## Material provided:
☆ ☆ ☆ ☆
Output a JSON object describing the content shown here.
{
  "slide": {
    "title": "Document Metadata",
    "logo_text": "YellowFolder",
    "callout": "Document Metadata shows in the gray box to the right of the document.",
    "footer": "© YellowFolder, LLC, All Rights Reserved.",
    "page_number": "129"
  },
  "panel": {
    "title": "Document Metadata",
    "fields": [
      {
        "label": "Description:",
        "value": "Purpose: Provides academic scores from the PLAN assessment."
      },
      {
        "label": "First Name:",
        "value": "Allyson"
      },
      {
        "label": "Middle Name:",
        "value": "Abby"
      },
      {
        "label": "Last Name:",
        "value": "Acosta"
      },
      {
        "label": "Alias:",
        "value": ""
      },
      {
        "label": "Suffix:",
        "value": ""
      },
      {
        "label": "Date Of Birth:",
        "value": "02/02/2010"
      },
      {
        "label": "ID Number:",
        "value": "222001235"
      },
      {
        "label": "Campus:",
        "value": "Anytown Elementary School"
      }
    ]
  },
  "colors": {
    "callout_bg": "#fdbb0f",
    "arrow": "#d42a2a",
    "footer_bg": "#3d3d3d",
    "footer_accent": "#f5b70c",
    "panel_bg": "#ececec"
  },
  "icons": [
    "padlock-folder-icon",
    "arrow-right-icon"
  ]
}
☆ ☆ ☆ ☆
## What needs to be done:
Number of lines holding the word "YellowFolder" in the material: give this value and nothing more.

## Reply:
2